October 19, 2008
Graphic communication in design and construction is nothing new. It has long included the traditional 2D and 3D drawings found on every jobsite. In an increasingly competitive economy, constructors have even begun to regularly use new tools such as animated slide shows, illustrated word documents, and simple sequence animations to differentiate themselves from the crowd.
In fact, the videos and tutorials included with our books are now used by architecture and construction schools all over the world to illustrate classroom handouts, lectures, websites, and student projects. At the same time, many professional developers and contractors use these learning aids to support their ideas and illustrate their own construction methods and practices.
It’s no secret then that in order to survive we all look for every available tool to quickly communicate complex ideas with our clients, manage risks, plan and document our projects, and clearly explain project methods to a broad community of interests. This might explain some of the interest in the building information models (BIM) that are just beginning to reach the mainstream of the construction industry.
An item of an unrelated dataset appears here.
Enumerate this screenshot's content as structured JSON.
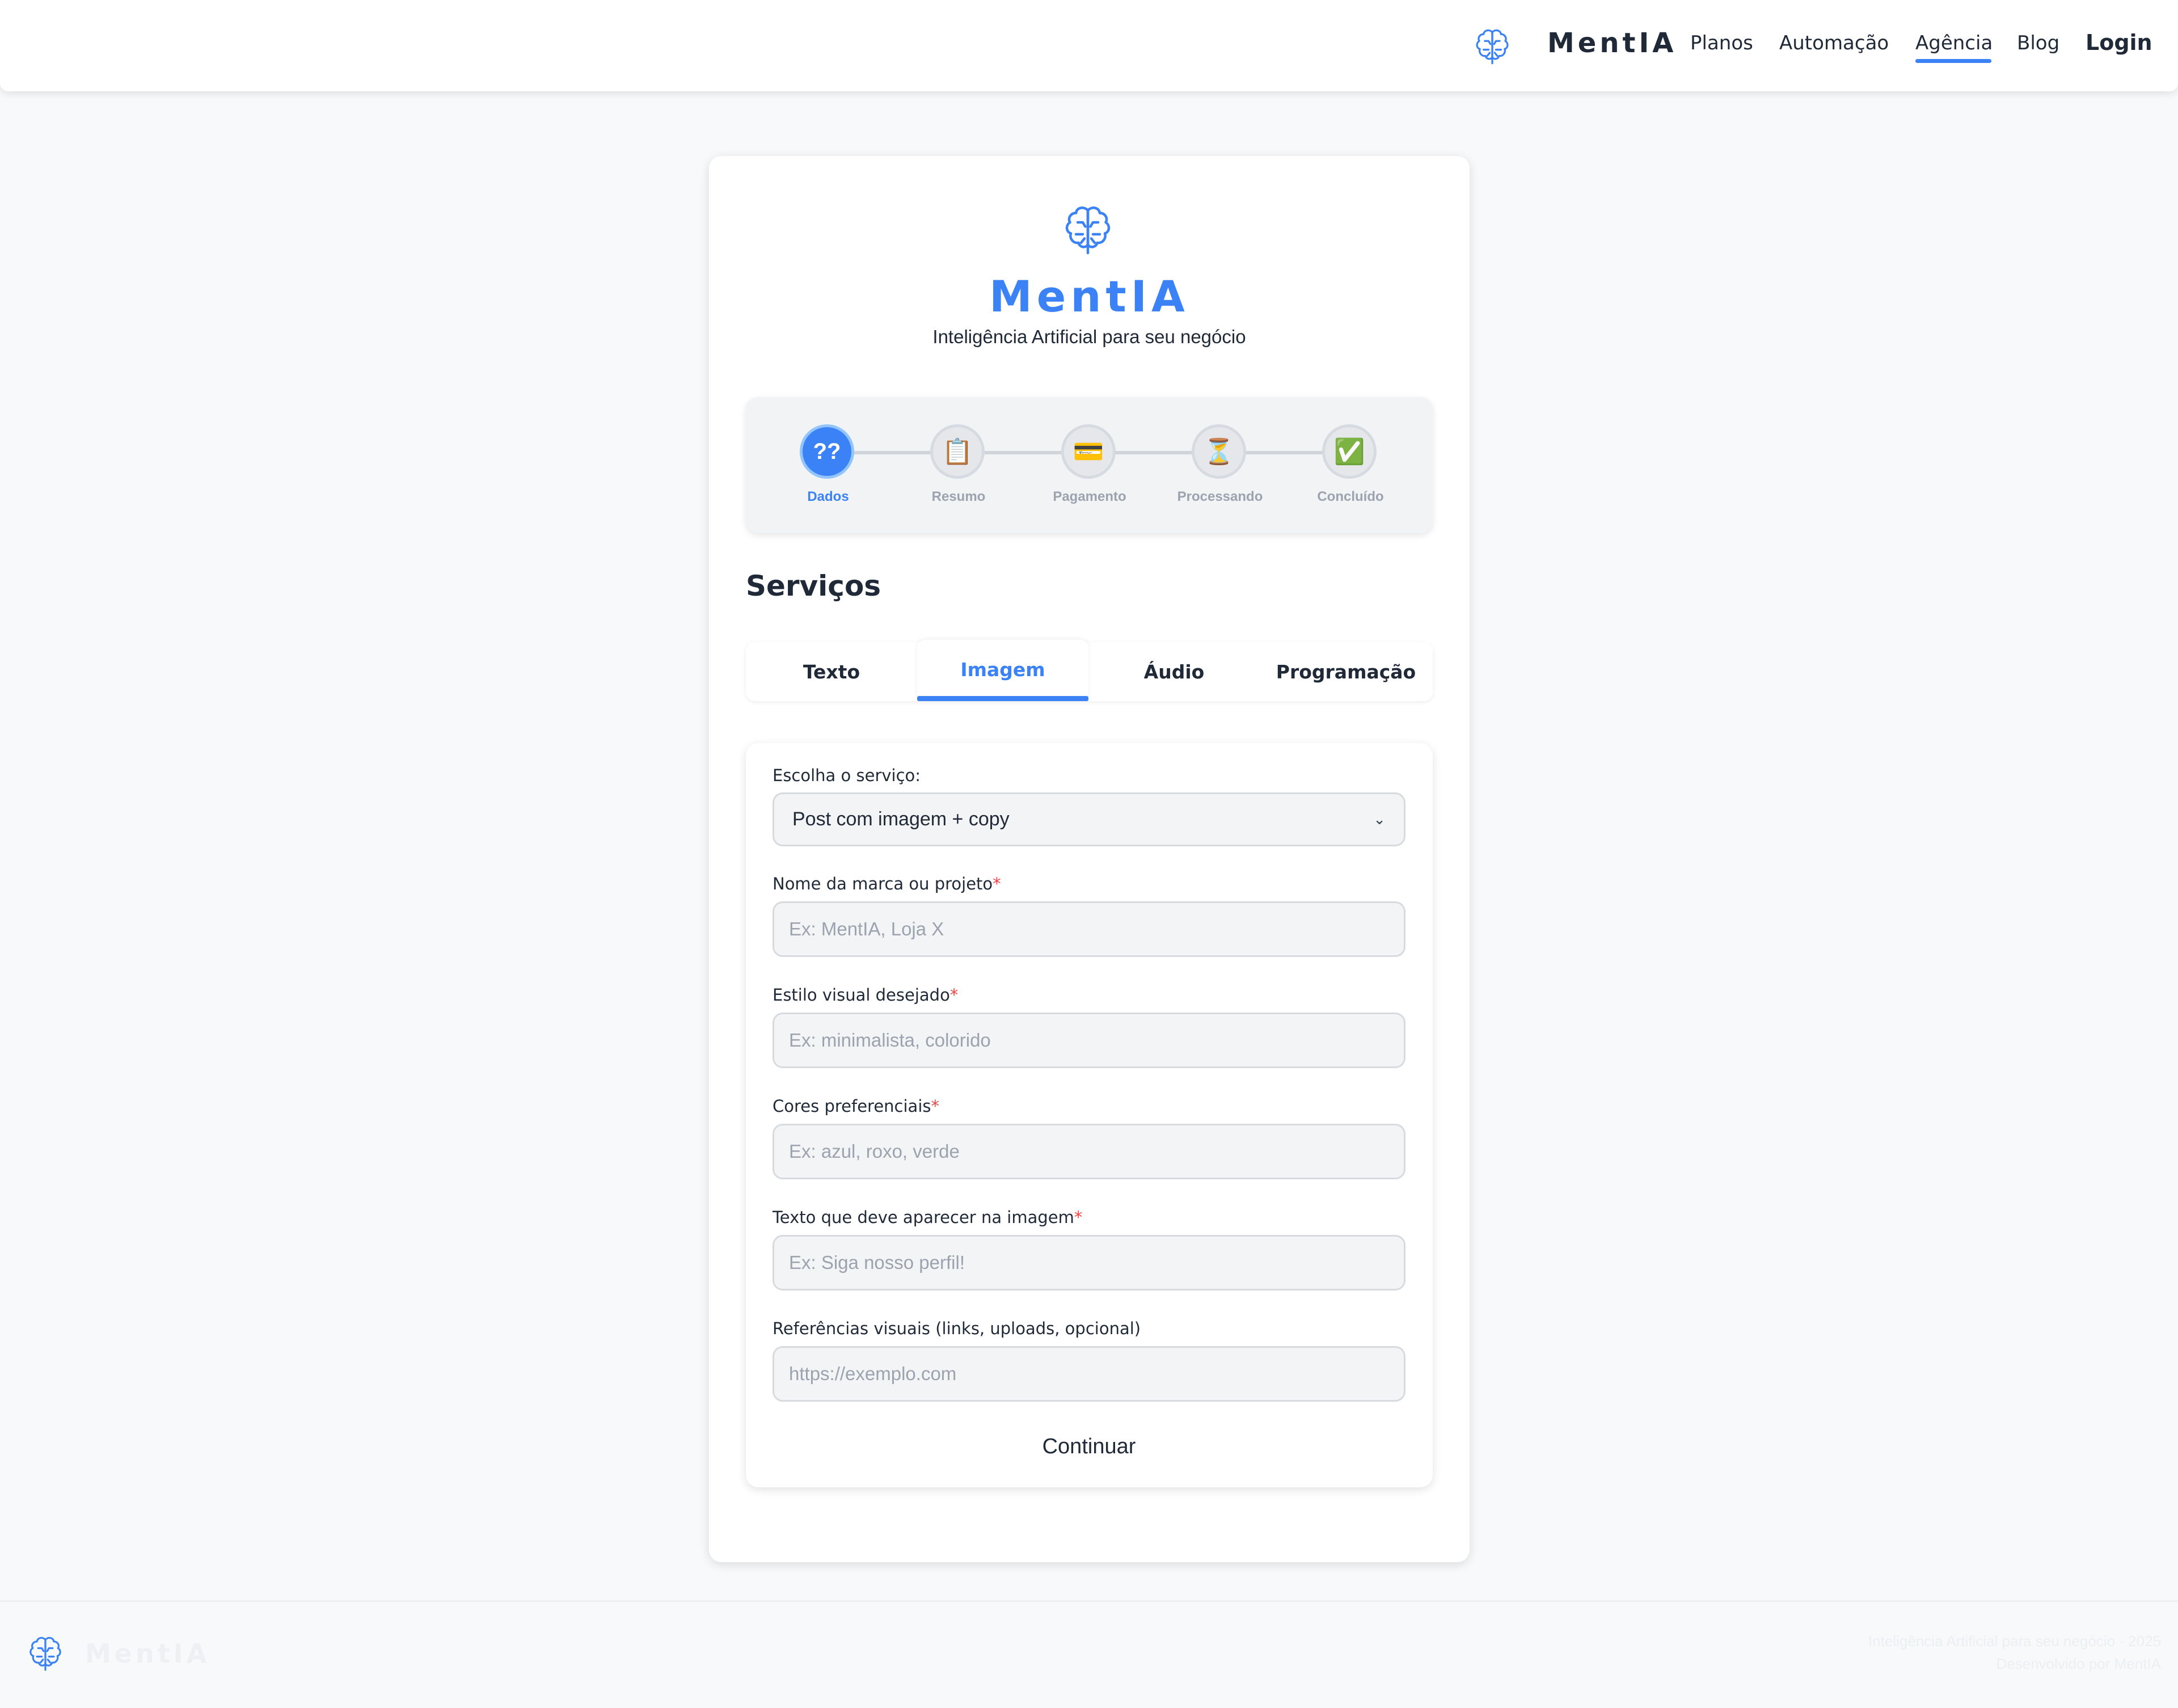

There’s little doubt that this new environment of graphically competitive practices makes 3D construction models even more important for the future. Construction models are piece-based because they are organized so that every part of the model can be easily identified, modified, and reused in another model as a distinct three-dimensional object. These objects are then counted, measured, and categorized so that their data can be used to graphically manage estimates, schedules, and other related projects.
Each of our books includes all of the piece-based construction models used to illustrate that book. This means that each book is a three-dimensional library of not only the parts and pieces of the constructions, but also a collection of the furnishings, tools, equipment, and workers used in the virtual model. Readers are therefore free to deconstruct, reconstruct, and visually explore their own ideas whether in a classroom or the real-world. The notion of shared three-dimensional resources in a virtual model is one of the underlying goals of our books.